[Entries from a dataset of interfaces]
##########
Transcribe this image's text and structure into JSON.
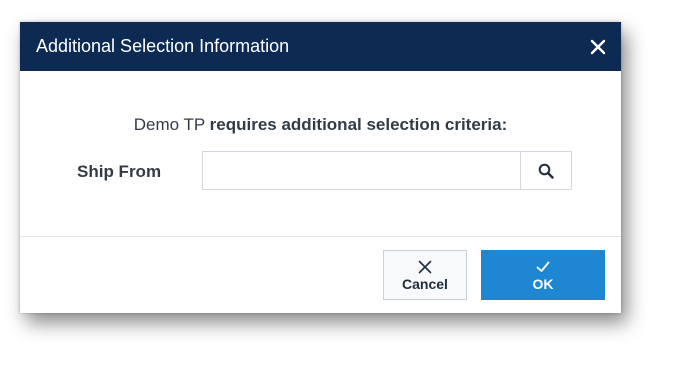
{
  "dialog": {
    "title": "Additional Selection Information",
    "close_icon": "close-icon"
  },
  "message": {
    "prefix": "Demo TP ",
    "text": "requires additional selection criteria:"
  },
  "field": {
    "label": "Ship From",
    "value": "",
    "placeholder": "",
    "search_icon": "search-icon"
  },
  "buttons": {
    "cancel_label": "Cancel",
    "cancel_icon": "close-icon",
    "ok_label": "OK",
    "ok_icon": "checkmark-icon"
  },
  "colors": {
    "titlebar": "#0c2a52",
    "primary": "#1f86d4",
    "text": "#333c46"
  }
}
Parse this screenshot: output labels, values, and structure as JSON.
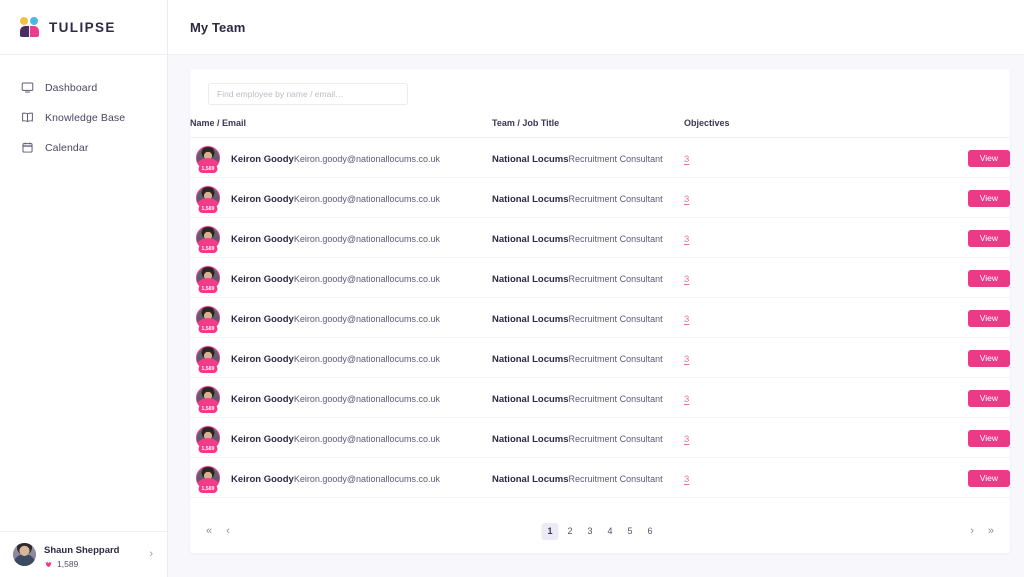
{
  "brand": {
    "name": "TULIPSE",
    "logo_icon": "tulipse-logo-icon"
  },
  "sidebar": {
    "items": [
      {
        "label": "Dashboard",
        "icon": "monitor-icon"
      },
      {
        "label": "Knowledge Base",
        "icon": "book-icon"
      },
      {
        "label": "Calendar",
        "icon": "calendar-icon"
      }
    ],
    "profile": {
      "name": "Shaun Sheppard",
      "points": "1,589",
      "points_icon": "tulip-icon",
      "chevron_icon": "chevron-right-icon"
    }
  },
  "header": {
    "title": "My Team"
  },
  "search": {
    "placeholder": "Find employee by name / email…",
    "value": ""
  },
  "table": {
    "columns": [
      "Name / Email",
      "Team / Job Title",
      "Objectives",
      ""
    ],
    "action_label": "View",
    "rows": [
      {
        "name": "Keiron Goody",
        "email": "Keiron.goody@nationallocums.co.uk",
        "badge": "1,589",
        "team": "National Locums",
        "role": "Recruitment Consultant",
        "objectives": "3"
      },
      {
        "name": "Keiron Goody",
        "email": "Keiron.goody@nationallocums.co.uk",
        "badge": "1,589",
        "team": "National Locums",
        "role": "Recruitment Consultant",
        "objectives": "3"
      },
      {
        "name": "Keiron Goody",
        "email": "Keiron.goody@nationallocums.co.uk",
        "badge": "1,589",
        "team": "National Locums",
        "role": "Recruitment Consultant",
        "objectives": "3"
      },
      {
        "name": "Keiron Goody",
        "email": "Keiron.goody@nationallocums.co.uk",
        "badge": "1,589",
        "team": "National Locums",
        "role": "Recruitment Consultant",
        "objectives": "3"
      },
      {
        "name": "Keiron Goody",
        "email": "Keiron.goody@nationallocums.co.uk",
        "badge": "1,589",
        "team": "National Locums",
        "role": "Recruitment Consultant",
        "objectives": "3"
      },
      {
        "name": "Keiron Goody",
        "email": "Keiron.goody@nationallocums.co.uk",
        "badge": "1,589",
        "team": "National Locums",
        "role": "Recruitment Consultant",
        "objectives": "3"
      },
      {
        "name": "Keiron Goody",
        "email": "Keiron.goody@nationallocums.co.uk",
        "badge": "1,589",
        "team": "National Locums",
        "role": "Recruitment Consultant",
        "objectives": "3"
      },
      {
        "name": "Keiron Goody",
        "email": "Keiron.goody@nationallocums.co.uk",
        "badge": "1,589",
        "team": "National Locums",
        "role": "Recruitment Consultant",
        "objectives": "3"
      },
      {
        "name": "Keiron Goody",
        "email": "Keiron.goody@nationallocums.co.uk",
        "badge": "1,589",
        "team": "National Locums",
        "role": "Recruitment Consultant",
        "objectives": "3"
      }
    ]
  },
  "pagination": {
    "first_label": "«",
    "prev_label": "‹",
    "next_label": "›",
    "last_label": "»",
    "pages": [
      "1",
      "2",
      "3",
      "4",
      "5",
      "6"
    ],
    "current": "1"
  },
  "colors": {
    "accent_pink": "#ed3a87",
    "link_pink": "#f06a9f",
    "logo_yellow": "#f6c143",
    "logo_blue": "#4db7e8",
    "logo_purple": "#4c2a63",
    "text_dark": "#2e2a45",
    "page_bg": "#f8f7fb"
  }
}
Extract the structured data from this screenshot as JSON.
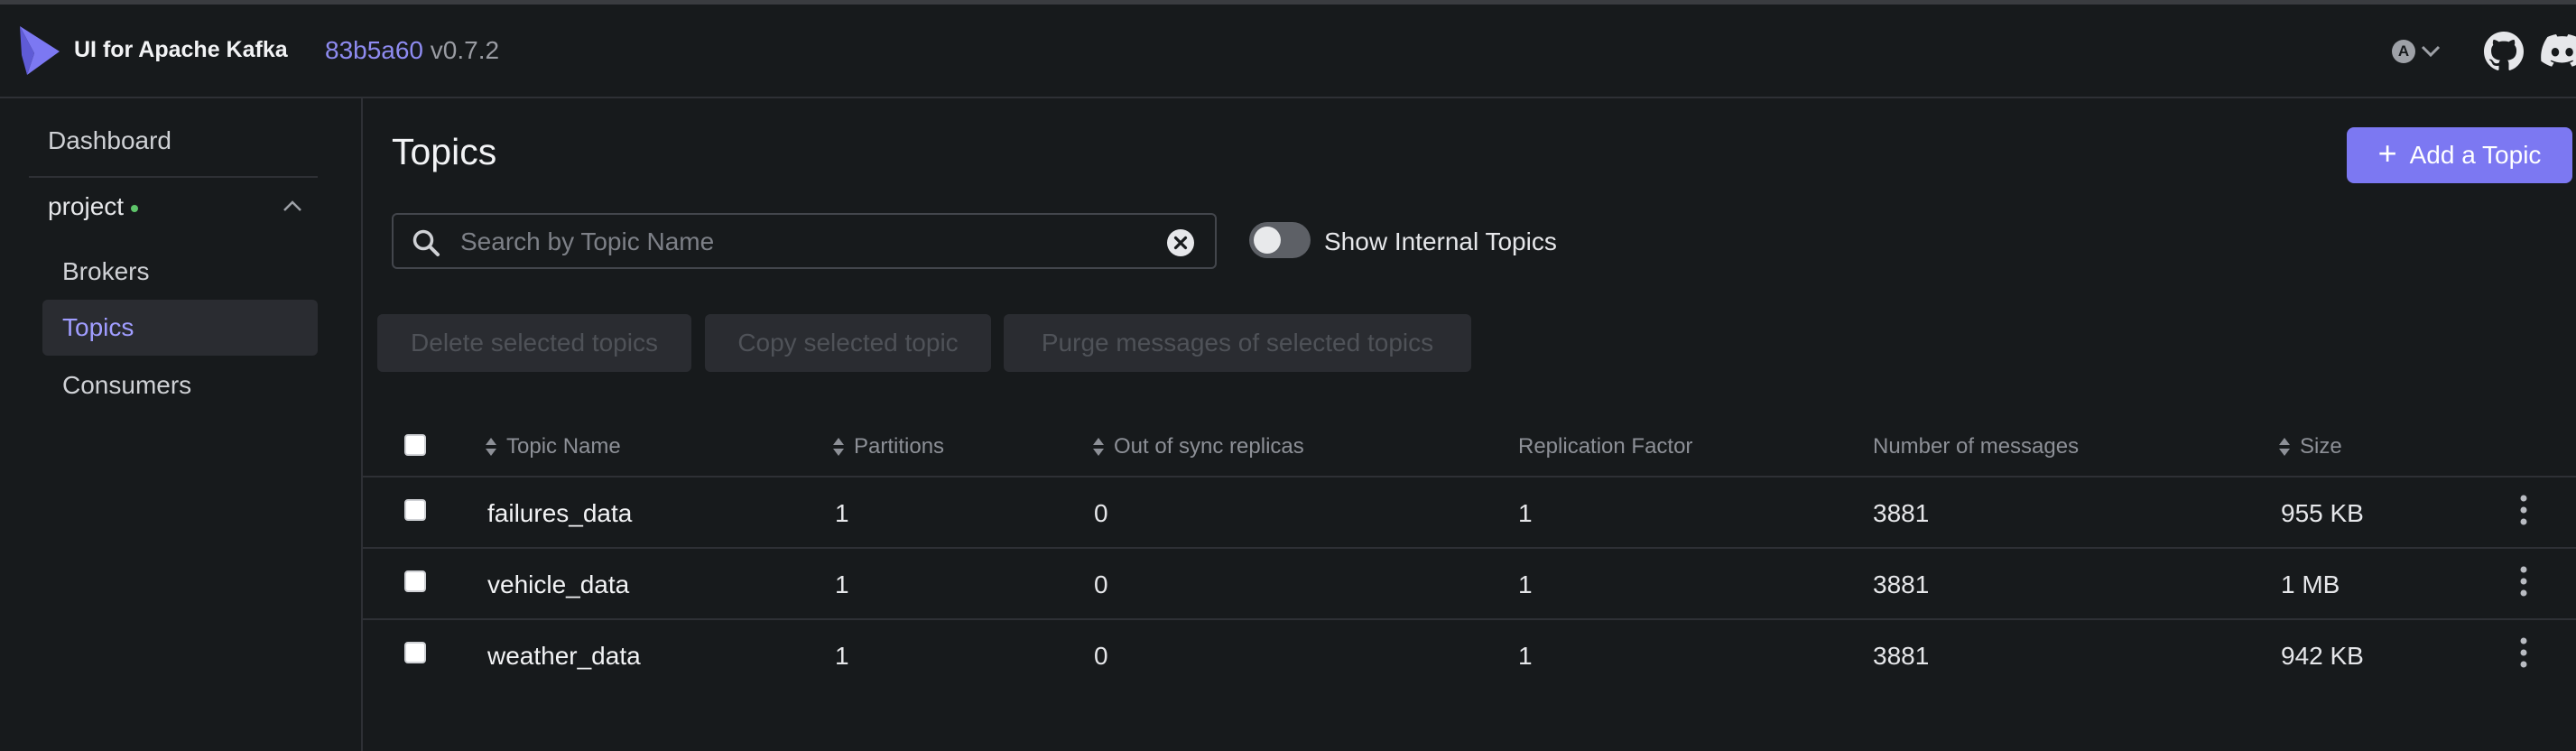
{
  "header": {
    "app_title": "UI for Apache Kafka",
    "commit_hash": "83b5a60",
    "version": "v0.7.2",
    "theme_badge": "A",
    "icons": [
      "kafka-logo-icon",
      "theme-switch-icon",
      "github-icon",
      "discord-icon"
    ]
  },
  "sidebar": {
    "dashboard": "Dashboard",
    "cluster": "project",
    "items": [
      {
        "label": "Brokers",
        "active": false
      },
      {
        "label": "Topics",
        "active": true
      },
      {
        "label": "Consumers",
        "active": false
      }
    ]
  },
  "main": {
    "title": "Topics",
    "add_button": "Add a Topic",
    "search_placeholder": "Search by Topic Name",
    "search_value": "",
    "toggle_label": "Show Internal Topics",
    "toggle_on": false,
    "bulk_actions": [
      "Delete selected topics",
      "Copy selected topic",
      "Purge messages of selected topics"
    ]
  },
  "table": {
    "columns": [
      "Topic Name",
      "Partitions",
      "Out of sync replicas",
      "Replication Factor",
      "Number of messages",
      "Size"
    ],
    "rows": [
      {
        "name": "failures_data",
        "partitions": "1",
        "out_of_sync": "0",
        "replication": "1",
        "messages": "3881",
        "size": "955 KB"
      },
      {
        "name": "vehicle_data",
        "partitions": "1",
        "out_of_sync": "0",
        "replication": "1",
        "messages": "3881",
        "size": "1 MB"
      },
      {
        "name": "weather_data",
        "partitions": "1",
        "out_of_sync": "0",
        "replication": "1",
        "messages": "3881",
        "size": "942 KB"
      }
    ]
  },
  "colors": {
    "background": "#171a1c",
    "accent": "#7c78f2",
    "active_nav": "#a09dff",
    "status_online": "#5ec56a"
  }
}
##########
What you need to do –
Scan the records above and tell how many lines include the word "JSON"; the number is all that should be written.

Reply to the task –
3